  • 23/05/2012 27 *- Stabilization the GI flora Control of Necrotic Enteritis Additive Possible mode of action Prebiotics Promotion of the growth of desirable bacteria in the GIT Immune stimulating Reducing sub-clinical infections via an improved development of the immune system Enzymes Elimination of the anti-microbial effects of carbohydrates Acids Inhibition of the growth of bacteria Essential oils Inhibition of the growth of bacteria, improving the development of the immune system, improving the palatability of the diet Probiotics Introduction of desirable bacteria into the GIT Possible alternative strategies
  • 23/05/2012 28 Prebiotics Several products are available, but only a few meet the critical point of the definition Selective stimulation of one or a limited number of bacteria within the gut microflora Prebiotics Products used in poultry Inulin + oligofructose/fructo- oligosaccharides of natural or synthetic origin Mannan-oligosaccharides of natural origin (yeast or other) products based on yeast also contain beta-glucans
  • 23/05/2012 29 Enzymes The effects of diet and Carbohydrase enzyme on growth performance and gut health of broiler challenged with C. perfringens (Jia et al., 2008) Diet acidification *- Organic acids widely used as preservatives in feed *- Organic acids have anti- bacterial properties *- Mixtures have stronger effects due to synergism
  • 23/05/2012 30 Acid Effective against Less effective against Ineffective against Formic acid Yeast & bacteria (E.coli & Salmonella) Lactic acid bacteria & moulds - Acetic acid Many bacteria spp.
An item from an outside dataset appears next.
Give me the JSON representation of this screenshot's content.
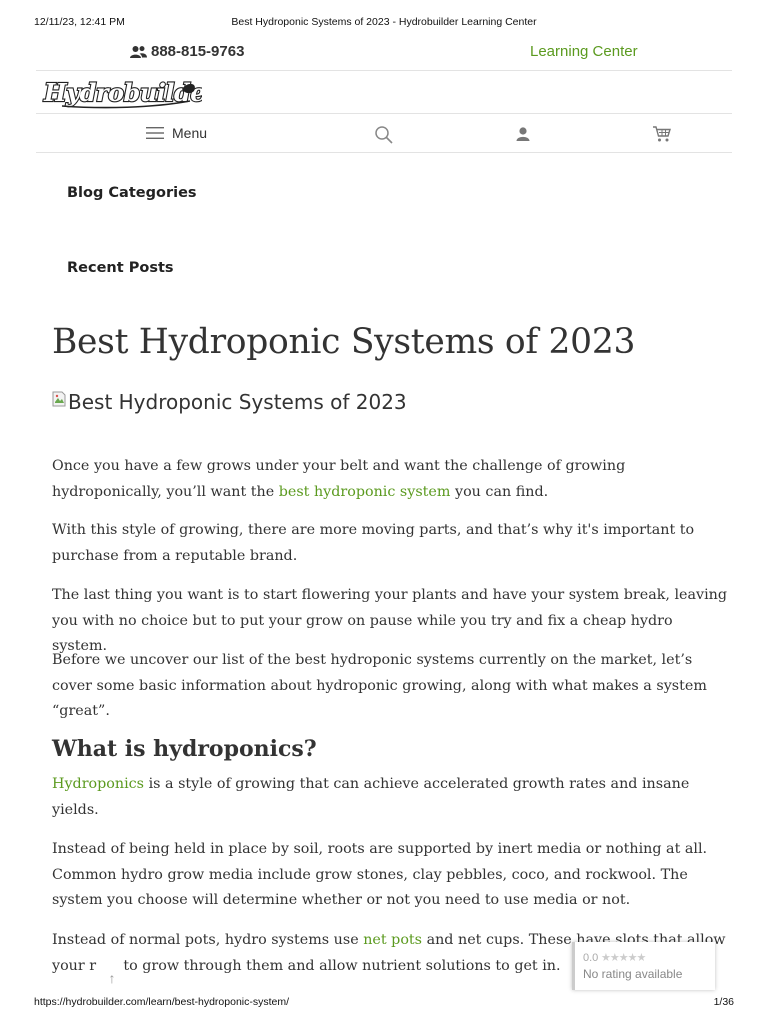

Yeasts & moulds - Propionic acid Moulds Bacteria Yeasts Butyric acid Bacteria (E.coli & Salmonella) - - Lactic acid Bacteria - Yeasts & moulds Citric acid - Bacteria - Malic acid Some bacteria & yeasts - - Sorbic acid Yeasts, moulds & some bacteria - - Antibacterial spectrum of organic acids Essential oils (EO) *- Synonyms - volatile oils - ethereal oils - etheric oils - plant extracts
  • 23/05/2012 31 *- Volatile materials of plants *- Give plants characteristic odor and flavor *- Found in various parts of herbs and spices *- Obtained by steam distillation Essential oils (EO) *- Botanical source *- Time of harvesting *- Isolation technique *- Weather conditions *- Part of plant used *- Geographical location Essential oils Composition dependent on :
  • 23/05/2012 32 Combinations of essential oil components exhibit significant greater effects than individual components (Chang et al., 2001; Zenner et al., 2003) Antimicrobial activity of essential oils Probiotics FAO - Definition Live microorganisms which, when administered in adequate amounts, confer a health benefit on the host
  • 23/05/2012 33 Probiotics A lot of products on the market Based on several species: Bacteria: Lactobacillus Enterococcus Bacillus Pediococcus … Yeasts: Saccharomyces cerevisiae Probiotics Positive impact on helping to maintain the balance of microflora in the intestinal tract of poultry and livestock.
  • 23/05/2012 34 Possible alternative products *- Appearance a lot of different products with different modes of action *- Beneficial effects, sometimes somewhat hard to measure Since AGP ban: (Vancraeynest, 2008) Possible alternative products *- Even if alternative are developed, the rate of success is not always comparable to AGP in specific conditions. *-The use of alternative needs to be accompanied by sound management coccidia control and hygiene.
  • 23/05/2012 35 Possible alternative products Intestinal disorders Should we control Intestinal disorders ? Finally
  • 23/05/2012 36
  • 23/05/2012 37 *- To improve the performances and parameters *- To improve the poultry health *- To improve the animal welfare issues Control of Intestinal disorders